◆ ASSIGNMENT
How many lines in the data below contain the word "java"? State only the number.

◆ AVAILABLE DATA

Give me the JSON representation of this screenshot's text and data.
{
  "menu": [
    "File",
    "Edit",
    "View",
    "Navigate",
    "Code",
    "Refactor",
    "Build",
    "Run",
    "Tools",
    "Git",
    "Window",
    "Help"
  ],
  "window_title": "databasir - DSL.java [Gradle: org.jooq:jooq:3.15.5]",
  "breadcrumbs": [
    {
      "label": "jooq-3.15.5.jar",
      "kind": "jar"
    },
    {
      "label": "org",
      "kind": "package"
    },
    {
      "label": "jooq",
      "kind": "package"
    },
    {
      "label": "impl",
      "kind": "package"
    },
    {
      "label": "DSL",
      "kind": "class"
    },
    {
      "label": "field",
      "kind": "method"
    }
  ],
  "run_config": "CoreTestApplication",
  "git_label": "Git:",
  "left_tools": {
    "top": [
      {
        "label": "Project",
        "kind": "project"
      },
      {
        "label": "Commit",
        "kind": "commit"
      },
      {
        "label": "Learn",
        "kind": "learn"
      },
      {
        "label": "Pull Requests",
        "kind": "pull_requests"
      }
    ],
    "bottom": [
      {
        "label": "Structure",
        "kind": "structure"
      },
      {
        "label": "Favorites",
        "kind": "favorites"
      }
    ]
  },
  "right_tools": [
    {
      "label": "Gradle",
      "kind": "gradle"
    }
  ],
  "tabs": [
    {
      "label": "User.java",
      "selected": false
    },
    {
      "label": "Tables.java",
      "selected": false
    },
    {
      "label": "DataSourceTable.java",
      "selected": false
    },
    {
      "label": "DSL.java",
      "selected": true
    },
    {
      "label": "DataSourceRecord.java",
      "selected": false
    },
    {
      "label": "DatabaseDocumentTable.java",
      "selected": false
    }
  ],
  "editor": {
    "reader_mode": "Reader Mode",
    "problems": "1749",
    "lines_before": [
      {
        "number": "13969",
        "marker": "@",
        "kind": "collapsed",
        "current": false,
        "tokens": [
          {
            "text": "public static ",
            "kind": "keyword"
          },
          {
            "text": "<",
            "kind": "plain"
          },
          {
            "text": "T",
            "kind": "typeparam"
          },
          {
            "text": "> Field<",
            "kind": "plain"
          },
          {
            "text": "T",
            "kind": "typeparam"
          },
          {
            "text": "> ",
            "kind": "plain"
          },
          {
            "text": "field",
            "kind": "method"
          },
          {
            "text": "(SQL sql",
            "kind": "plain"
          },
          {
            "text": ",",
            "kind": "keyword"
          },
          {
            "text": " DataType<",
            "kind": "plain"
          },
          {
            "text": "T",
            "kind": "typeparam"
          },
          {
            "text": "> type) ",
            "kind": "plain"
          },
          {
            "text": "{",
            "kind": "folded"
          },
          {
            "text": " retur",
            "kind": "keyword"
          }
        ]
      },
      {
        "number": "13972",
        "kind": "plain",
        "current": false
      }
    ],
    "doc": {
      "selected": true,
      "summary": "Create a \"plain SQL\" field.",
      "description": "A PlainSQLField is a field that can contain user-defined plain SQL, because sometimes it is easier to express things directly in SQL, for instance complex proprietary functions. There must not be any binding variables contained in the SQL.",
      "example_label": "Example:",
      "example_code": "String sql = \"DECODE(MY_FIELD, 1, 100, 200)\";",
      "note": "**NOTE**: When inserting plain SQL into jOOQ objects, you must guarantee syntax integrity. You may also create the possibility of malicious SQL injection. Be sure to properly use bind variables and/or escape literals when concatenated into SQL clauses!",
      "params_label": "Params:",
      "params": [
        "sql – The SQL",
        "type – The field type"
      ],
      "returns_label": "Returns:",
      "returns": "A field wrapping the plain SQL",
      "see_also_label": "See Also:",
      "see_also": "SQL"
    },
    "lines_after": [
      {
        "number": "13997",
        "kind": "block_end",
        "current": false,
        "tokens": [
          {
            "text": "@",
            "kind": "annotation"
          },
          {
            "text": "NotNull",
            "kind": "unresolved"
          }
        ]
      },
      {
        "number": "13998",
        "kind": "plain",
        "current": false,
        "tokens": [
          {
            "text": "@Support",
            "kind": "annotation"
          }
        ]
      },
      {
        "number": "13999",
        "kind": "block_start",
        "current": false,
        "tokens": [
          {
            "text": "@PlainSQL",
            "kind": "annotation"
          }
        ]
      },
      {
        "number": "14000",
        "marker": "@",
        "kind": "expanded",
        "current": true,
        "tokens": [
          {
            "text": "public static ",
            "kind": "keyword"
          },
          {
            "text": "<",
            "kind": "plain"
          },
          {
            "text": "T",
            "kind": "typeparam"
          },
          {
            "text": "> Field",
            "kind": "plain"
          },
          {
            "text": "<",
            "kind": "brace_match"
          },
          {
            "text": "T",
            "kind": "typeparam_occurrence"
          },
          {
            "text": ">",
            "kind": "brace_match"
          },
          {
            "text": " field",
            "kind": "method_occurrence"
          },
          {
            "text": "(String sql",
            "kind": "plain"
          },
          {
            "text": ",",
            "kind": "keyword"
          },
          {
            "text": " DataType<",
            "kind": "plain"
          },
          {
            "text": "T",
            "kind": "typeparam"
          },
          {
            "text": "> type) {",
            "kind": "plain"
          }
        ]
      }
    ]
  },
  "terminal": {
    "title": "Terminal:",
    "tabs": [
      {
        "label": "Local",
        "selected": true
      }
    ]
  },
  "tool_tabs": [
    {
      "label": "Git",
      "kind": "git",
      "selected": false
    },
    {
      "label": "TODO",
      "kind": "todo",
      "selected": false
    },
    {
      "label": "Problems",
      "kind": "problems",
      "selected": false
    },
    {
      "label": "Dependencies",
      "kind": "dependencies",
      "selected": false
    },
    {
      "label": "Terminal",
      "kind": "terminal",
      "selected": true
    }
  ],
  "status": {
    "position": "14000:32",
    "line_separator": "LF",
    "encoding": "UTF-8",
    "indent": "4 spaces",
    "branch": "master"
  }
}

◆ OUTPUT OF THE TASK
7